# [WORK INSTRUCTION]
Lines in which "Windows" appears should be pulled from the data below.

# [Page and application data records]
◆ ◆ ◆ ◆ ◆

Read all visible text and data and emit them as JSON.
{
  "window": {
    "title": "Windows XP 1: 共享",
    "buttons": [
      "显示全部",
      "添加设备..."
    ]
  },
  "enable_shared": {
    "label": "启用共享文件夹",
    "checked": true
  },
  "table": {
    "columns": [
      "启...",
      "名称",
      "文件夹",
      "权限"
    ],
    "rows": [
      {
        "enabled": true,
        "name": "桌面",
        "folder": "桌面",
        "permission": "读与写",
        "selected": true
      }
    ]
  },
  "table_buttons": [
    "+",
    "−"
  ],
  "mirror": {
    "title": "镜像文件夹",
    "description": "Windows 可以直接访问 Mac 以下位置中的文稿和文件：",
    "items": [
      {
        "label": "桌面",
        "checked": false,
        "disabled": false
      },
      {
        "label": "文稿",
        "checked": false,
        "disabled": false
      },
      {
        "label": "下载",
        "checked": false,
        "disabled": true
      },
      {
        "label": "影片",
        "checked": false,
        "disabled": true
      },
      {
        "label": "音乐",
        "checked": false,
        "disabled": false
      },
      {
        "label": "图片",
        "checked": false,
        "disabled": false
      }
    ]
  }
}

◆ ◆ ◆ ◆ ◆

# [ANSWER BELOW]
    "title": "Windows XP 1: 共享",
    "description": "Windows 可以直接访问 Mac 以下位置中的文稿和文件：",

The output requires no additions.